RECORDS FOR THIS TASK START

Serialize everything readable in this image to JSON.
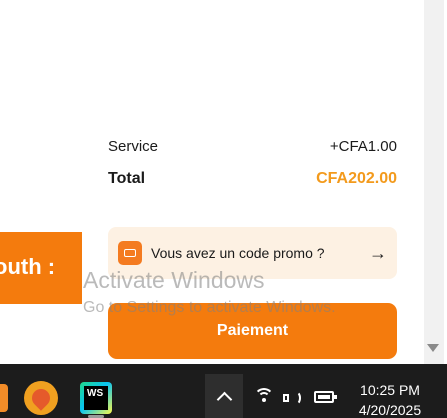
{
  "summary": {
    "service_label": "Service",
    "service_amount": "+CFA1.00",
    "total_label": "Total",
    "total_amount": "CFA202.00"
  },
  "promo": {
    "text": "Vous avez un code promo ?",
    "arrow": "→"
  },
  "banner": {
    "text": "outh :"
  },
  "payment": {
    "button_label": "Paiement"
  },
  "watermark": {
    "title": "Activate Windows",
    "subtitle": "Go to Settings to activate Windows."
  },
  "taskbar": {
    "time": "10:25 PM",
    "date": "4/20/2025",
    "ws_label": "WS"
  },
  "colors": {
    "accent": "#f47b0d",
    "total": "#f39a1c",
    "promo_bg": "#fdf1e3"
  }
}
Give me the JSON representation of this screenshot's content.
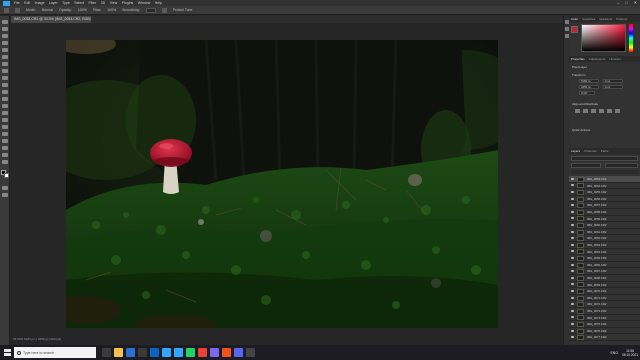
{
  "menubar": {
    "items": [
      "File",
      "Edit",
      "Image",
      "Layer",
      "Type",
      "Select",
      "Filter",
      "3D",
      "View",
      "Plugins",
      "Window",
      "Help"
    ]
  },
  "optionsbar": {
    "mode_label": "Mode:",
    "mode_value": "Normal",
    "opacity_label": "Opacity:",
    "opacity_value": "100%",
    "flow_label": "Flow:",
    "flow_value": "100%",
    "smoothing_label": "Smoothing:",
    "protect_tone": "Protect Tone"
  },
  "document": {
    "tab_title": "IMG_0053.CR2 @ 33.3% (IMG_0053.CR2, RGB/16*)",
    "status": "33.33%    5184 px x 3456 px (300 ppi)"
  },
  "panels": {
    "color_tabs": [
      "Color",
      "Swatches",
      "Gradients",
      "Patterns"
    ],
    "props_tabs": [
      "Properties",
      "Adjustments",
      "Libraries"
    ],
    "layer_label": "Pixel Layer",
    "transform_title": "Transform",
    "transform_w": "5184 px",
    "transform_h": "3456 px",
    "transform_x": "0 px",
    "transform_y": "0 px",
    "transform_angle": "0.00°",
    "align_title": "Align and Distribute",
    "quick_actions": "Quick Actions",
    "layers_tabs": [
      "Layers",
      "Channels",
      "Paths"
    ],
    "layers": [
      "IMG_0053.CR2",
      "IMG_0054.CR2",
      "IMG_0055.CR2",
      "IMG_0056.CR2",
      "IMG_0057.CR2",
      "IMG_0058.CR2",
      "IMG_0059.CR2",
      "IMG_0060.CR2",
      "IMG_0061.CR2",
      "IMG_0062.CR2",
      "IMG_0063.CR2",
      "IMG_0064.CR2",
      "IMG_0065.CR2",
      "IMG_0066.CR2",
      "IMG_0067.CR2",
      "IMG_0068.CR2",
      "IMG_0069.CR2",
      "IMG_0070.CR2",
      "IMG_0071.CR2",
      "IMG_0072.CR2",
      "IMG_0073.CR2",
      "IMG_0074.CR2",
      "IMG_0075.CR2",
      "IMG_0076.CR2",
      "IMG_0077.CR2"
    ]
  },
  "taskbar": {
    "search_placeholder": "Type here to search",
    "tray_lang": "ENG",
    "time": "11:58",
    "date": "08.10.2021"
  },
  "colors": {
    "accent": "#2fa3f7",
    "foreground_swatch": "#000000",
    "background_swatch": "#ffffff",
    "picker_hue": "#ff1a3c"
  }
}
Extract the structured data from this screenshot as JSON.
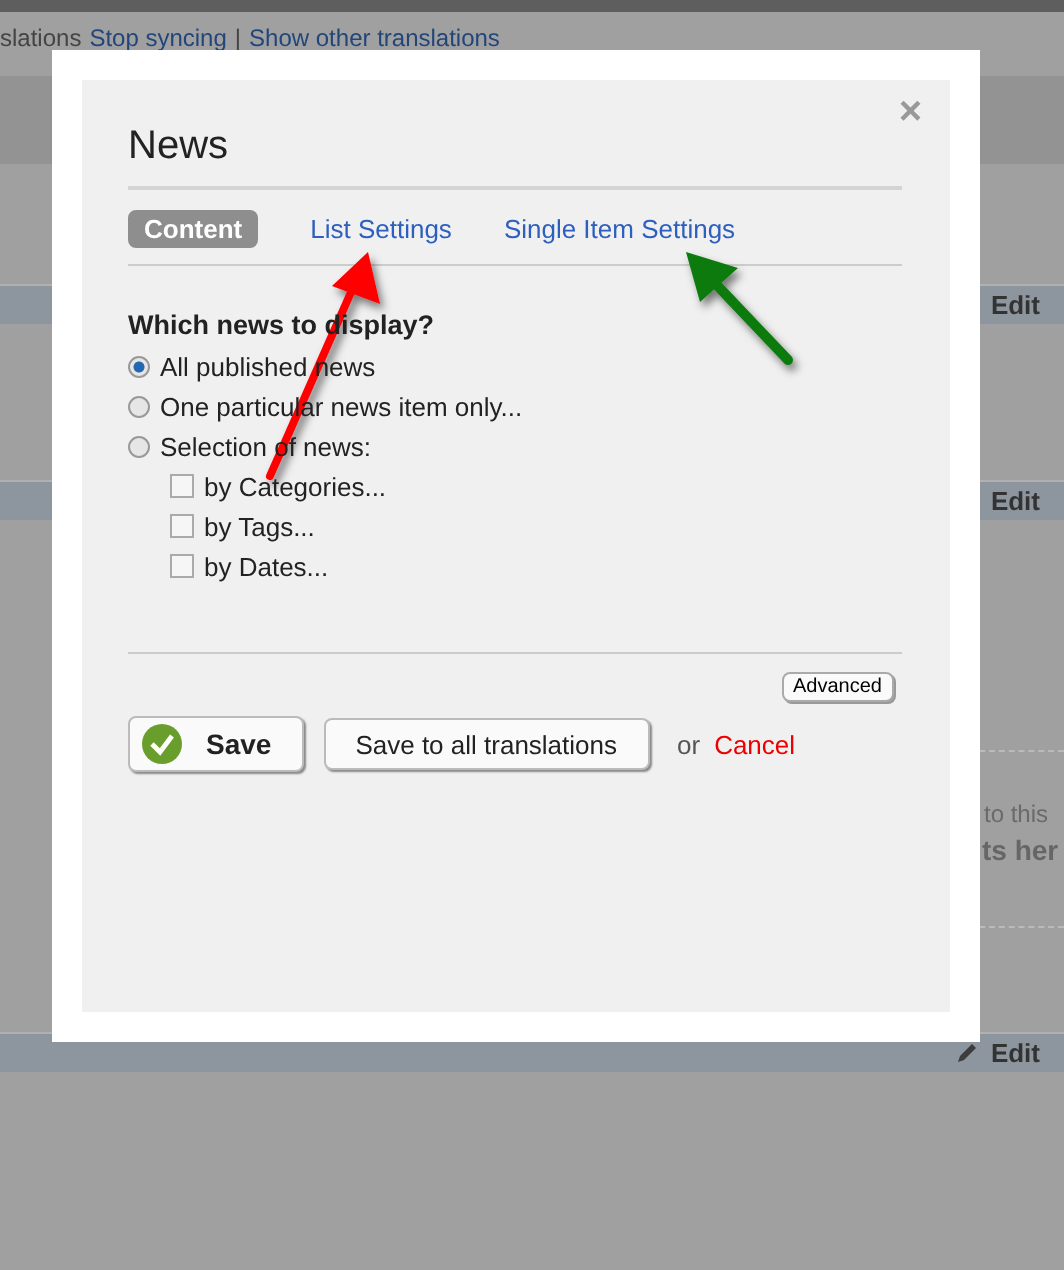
{
  "page": {
    "top_links": [
      {
        "text": "slations",
        "kind": "plain"
      },
      {
        "text": "Stop syncing",
        "kind": "link"
      },
      {
        "text": "|",
        "kind": "plain"
      },
      {
        "text": "Show other translations",
        "kind": "link"
      }
    ],
    "edit_links": [
      "Edit",
      "Edit",
      "Edit"
    ],
    "drop_hint": "to this",
    "drop_heading": "ts her"
  },
  "dialog": {
    "title": "News",
    "close": "×",
    "tabs": [
      {
        "label": "Content",
        "selected": true
      },
      {
        "label": "List Settings",
        "selected": false
      },
      {
        "label": "Single Item Settings",
        "selected": false
      }
    ],
    "question": "Which news to display?",
    "options": [
      {
        "label": "All published news",
        "selected": true
      },
      {
        "label": "One particular news item only...",
        "selected": false
      },
      {
        "label": "Selection of news:",
        "selected": false
      }
    ],
    "filters": [
      {
        "label": "by Categories...",
        "checked": false
      },
      {
        "label": "by Tags...",
        "checked": false
      },
      {
        "label": "by Dates...",
        "checked": false
      }
    ],
    "advanced": "Advanced",
    "save": "Save",
    "save_all": "Save to all translations",
    "or": "or",
    "cancel": "Cancel"
  }
}
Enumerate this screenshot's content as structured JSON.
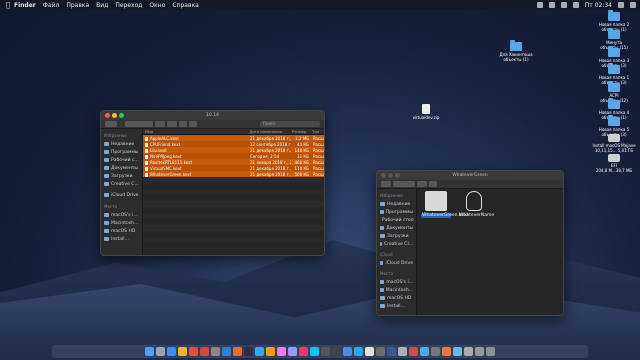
{
  "menubar": {
    "items": [
      "Finder",
      "Файл",
      "Правка",
      "Вид",
      "Переход",
      "Окно",
      "Справка"
    ],
    "clock": "Пт 02:34"
  },
  "desktop": {
    "icons": [
      {
        "label": "Новая папка 2",
        "sub": "объекты (1)",
        "type": "folder"
      },
      {
        "label": "Минута",
        "sub": "объекты (15)",
        "type": "folder"
      },
      {
        "label": "Для Хакинтоша",
        "sub": "объекты (1)",
        "type": "folder"
      },
      {
        "label": "Новая папка 3",
        "sub": "объекты (3)",
        "type": "folder"
      },
      {
        "label": "Новая папка 1",
        "sub": "объекты (3)",
        "type": "folder"
      },
      {
        "label": "ACPI",
        "sub": "объекты (12)",
        "type": "folder"
      },
      {
        "label": "Новая папка 4",
        "sub": "объекты (1)",
        "type": "folder"
      },
      {
        "label": "Новая папка 5",
        "sub": "объекты (3)",
        "type": "folder"
      },
      {
        "label": "Install macOS Mojave",
        "sub": "10,11,15... 5,01 ГБ",
        "type": "disk"
      },
      {
        "label": "EFI",
        "sub": "204,8 М...38,7 МБ",
        "type": "disk"
      },
      {
        "label": "virtualdev.zip",
        "sub": "",
        "type": "file"
      }
    ]
  },
  "finder1": {
    "title": "10.14",
    "search_placeholder": "Поиск",
    "sidebar": {
      "favorites_header": "Избранное",
      "favorites": [
        "Недавние",
        "Программы",
        "Рабочий с...",
        "Документы",
        "Загрузки",
        "Creative C..."
      ],
      "icloud": "iCloud Drive",
      "places_header": "Места",
      "places": [
        "macOS's i...",
        "Macintosh...",
        "macOS HD",
        "Install..."
      ]
    },
    "columns": [
      "Имя",
      "Дата изменения",
      "Размер",
      "Тип"
    ],
    "rows": [
      {
        "name": "AppleALC.kext",
        "date": "21 декабря 2018 г., 16:06",
        "size": "1,2 МБ",
        "kind": "Расши..."
      },
      {
        "name": "CPUFriend.kext",
        "date": "12 сентября 2018 г., 16:06",
        "size": "44 КБ",
        "kind": "Расши..."
      },
      {
        "name": "Lilu.kext",
        "date": "21 декабря 2018 г., 16:09",
        "size": "148 КБ",
        "kind": "Расши..."
      },
      {
        "name": "NoVPAJpeg.kext",
        "date": "Сегодня, 2:54",
        "size": "31 КБ",
        "kind": "Расши..."
      },
      {
        "name": "RealtekRTL8111.kext",
        "date": "21 января 2018 г., 21:30",
        "size": "468 КБ",
        "kind": "Расши..."
      },
      {
        "name": "VirtualSMC.kext",
        "date": "21 декабря 2018 г., 18:08",
        "size": "110 КБ",
        "kind": "Расши..."
      },
      {
        "name": "WhateverGreen.kext",
        "date": "21 декабря 2018 г., 16:06",
        "size": "508 КБ",
        "kind": "Расши..."
      }
    ]
  },
  "finder2": {
    "title": "WhateverGreen",
    "sidebar": {
      "favorites_header": "Избранное",
      "favorites": [
        "Недавние",
        "Программы",
        "Рабочий стол",
        "Документы",
        "Загрузки",
        "Creative Cl..."
      ],
      "icloud_header": "iCloud",
      "icloud": "iCloud Drive",
      "places_header": "Места",
      "places": [
        "macOS's i...",
        "Macintosh...",
        "macOS HD",
        "Install..."
      ]
    },
    "items": [
      {
        "label": "WhateverGreen.kext",
        "selected": true
      },
      {
        "label": "WhateverName",
        "selected": false
      }
    ]
  },
  "colors": {
    "selection": "#c85a0a",
    "folder": "#5aa7e8"
  }
}
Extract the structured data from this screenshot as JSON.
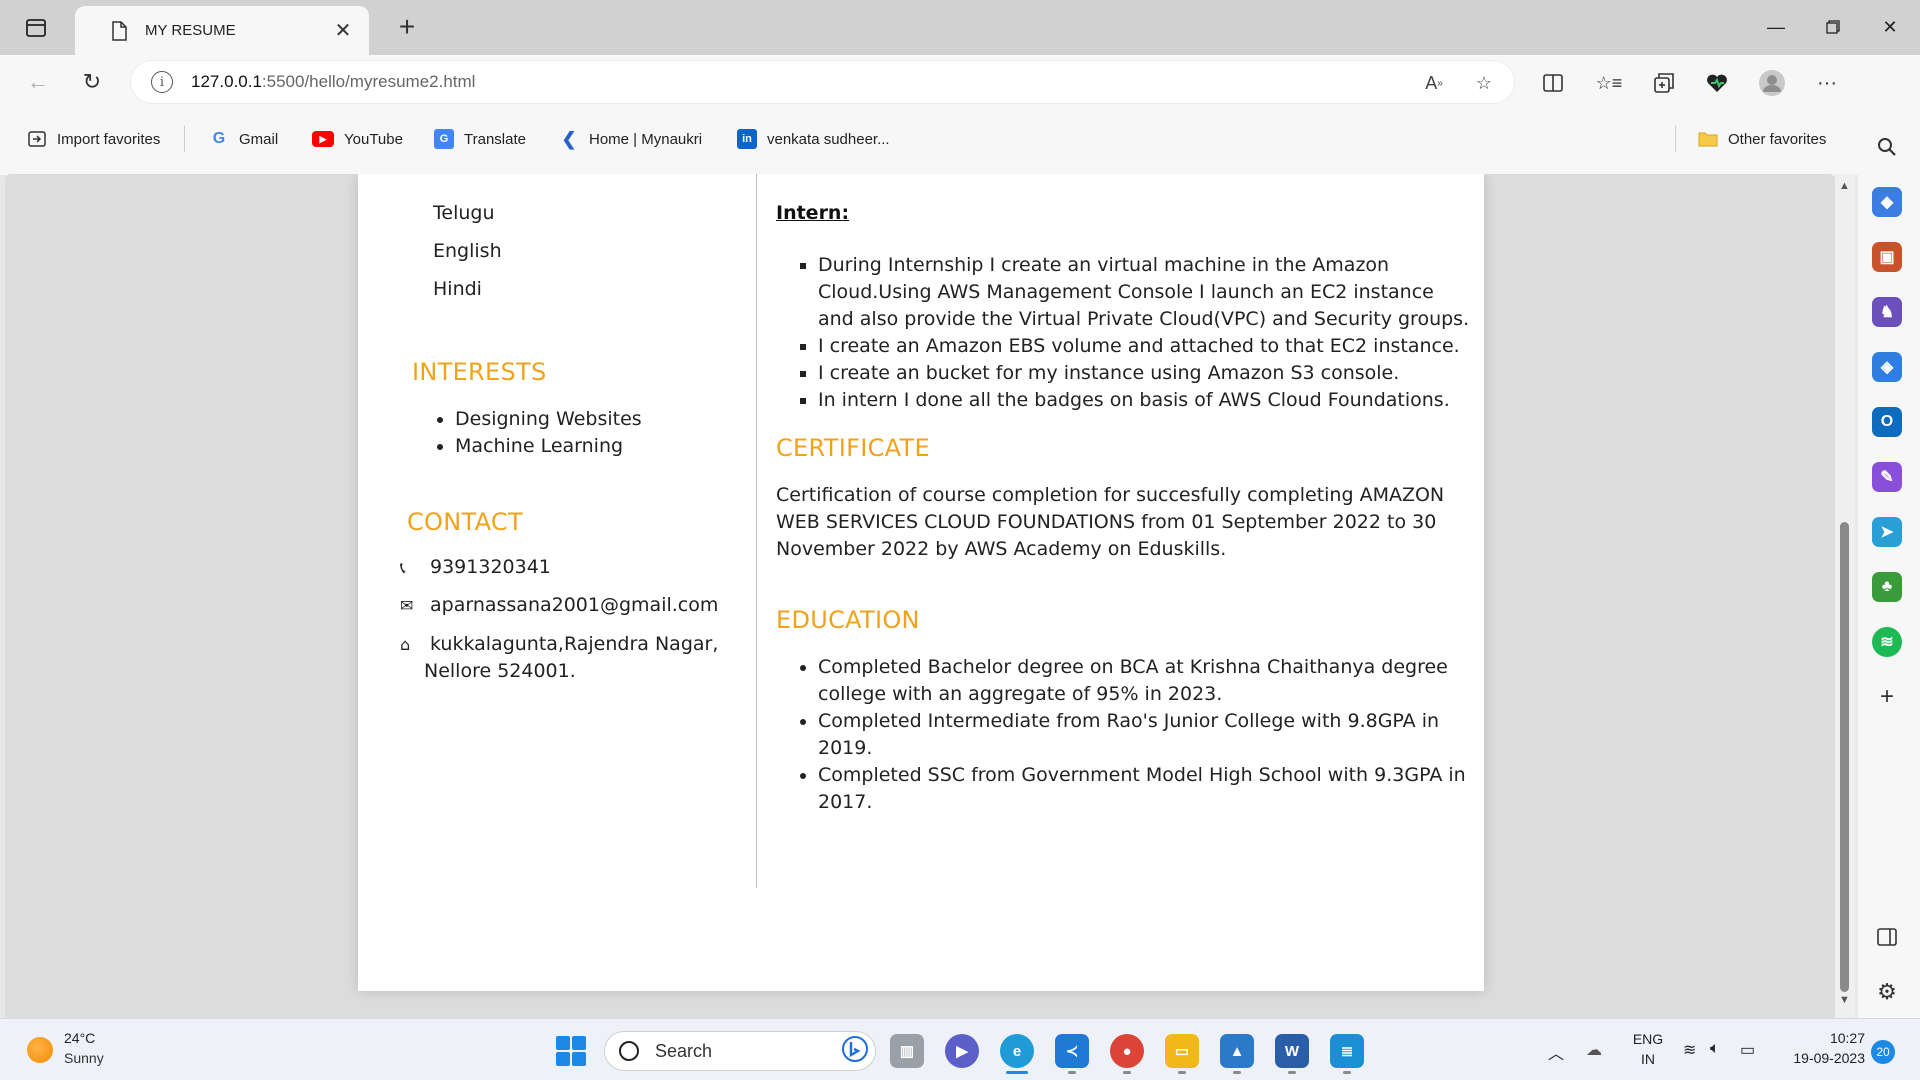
{
  "browser": {
    "tab_title": "MY RESUME",
    "url_host": "127.0.0.1",
    "url_path": ":5500/hello/myresume2.html",
    "favorites": [
      {
        "label": "Import favorites",
        "icon": "import-icon"
      },
      {
        "label": "Gmail",
        "icon": "google-icon"
      },
      {
        "label": "YouTube",
        "icon": "youtube-icon"
      },
      {
        "label": "Translate",
        "icon": "translate-icon"
      },
      {
        "label": "Home | Mynaukri",
        "icon": "mynaukri-icon"
      },
      {
        "label": "venkata sudheer...",
        "icon": "linkedin-icon"
      }
    ],
    "other_favorites": "Other favorites"
  },
  "resume": {
    "languages": [
      "Telugu",
      "English",
      "Hindi"
    ],
    "interests_heading": "INTERESTS",
    "interests": [
      "Designing Websites",
      "Machine Learning"
    ],
    "contact_heading": "CONTACT",
    "phone": "9391320341",
    "email": "aparnassana2001@gmail.com",
    "address_line1": "kukkalagunta,Rajendra Nagar,",
    "address_line2": "Nellore 524001.",
    "intern_heading": "Intern:",
    "intern_points": [
      "During Internship I create an virtual machine in the Amazon Cloud.Using AWS Management Console I launch an EC2 instance and also provide the Virtual Private Cloud(VPC) and Security groups.",
      "I create an Amazon EBS volume and attached to that EC2 instance.",
      "I create an bucket for my instance using Amazon S3 console.",
      "In intern I done all the badges on basis of AWS Cloud Foundations."
    ],
    "certificate_heading": "CERTIFICATE",
    "certificate_text": "Certification of course completion for succesfully completing AMAZON WEB SERVICES CLOUD FOUNDATIONS from 01 September 2022 to 30 November 2022 by AWS Academy on Eduskills.",
    "education_heading": "EDUCATION",
    "education_points": [
      "Completed Bachelor degree on BCA at Krishna Chaithanya degree college with an aggregate of 95% in 2023.",
      "Completed Intermediate from Rao's Junior College with 9.8GPA in 2019.",
      "Completed SSC from Government Model High School with 9.3GPA in 2017."
    ]
  },
  "taskbar": {
    "temperature": "24°C",
    "weather": "Sunny",
    "search_placeholder": "Search",
    "lang_top": "ENG",
    "lang_bottom": "IN",
    "time": "10:27",
    "date": "19-09-2023",
    "notification_count": "20"
  },
  "colors": {
    "heading_accent": "#f0a318",
    "windows_blue": "#1e88e5"
  }
}
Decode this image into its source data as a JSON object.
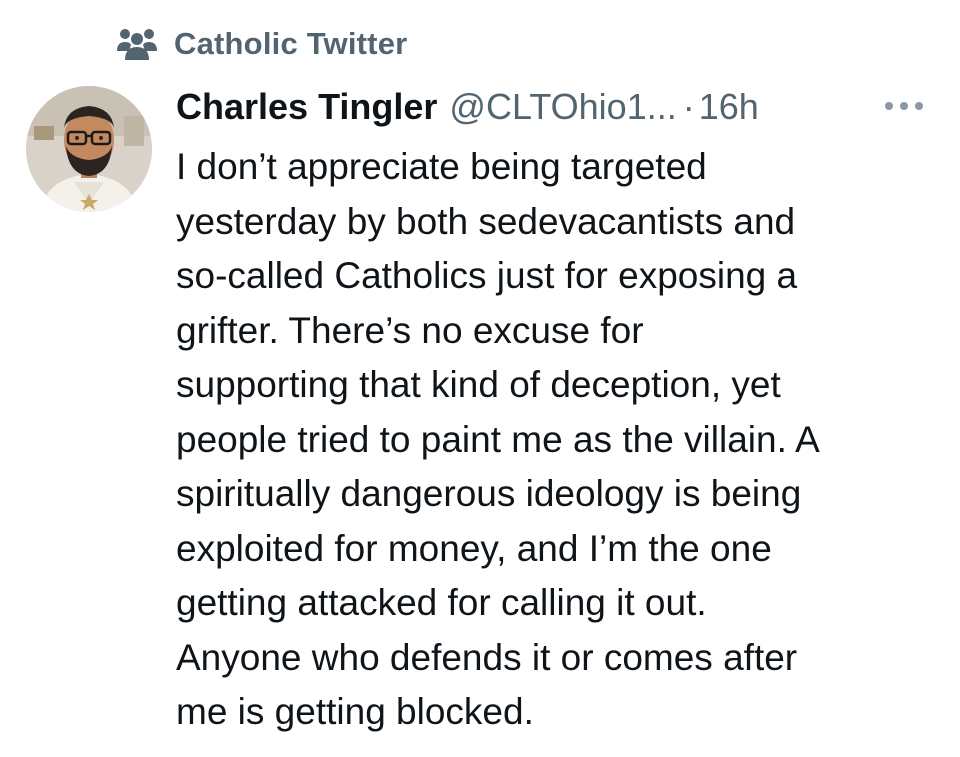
{
  "context": {
    "icon": "community-icon",
    "label": "Catholic Twitter"
  },
  "tweet": {
    "author": {
      "display_name": "Charles Tingler",
      "handle": "@CLTOhio1...",
      "avatar": "profile-photo"
    },
    "separator": "·",
    "timestamp": "16h",
    "more_icon": "more-horizontal-icon",
    "text_lines": [
      "I don’t appreciate being targeted",
      "yesterday by both sedevacantists and",
      "so-called Catholics just for exposing a",
      "grifter. There’s no excuse for",
      "supporting that kind of deception, yet",
      "people tried to paint me as the villain. A",
      "spiritually dangerous ideology is being",
      "exploited for money, and I’m the one",
      "getting attacked for calling it out.",
      "Anyone who defends it or comes after",
      "me is getting blocked."
    ]
  },
  "colors": {
    "primary_text": "#0f1419",
    "secondary_text": "#536471",
    "background": "#ffffff"
  }
}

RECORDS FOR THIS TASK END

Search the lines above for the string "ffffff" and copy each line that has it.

    "background_swatch": "#ffffff",
    "background": "#ffffff"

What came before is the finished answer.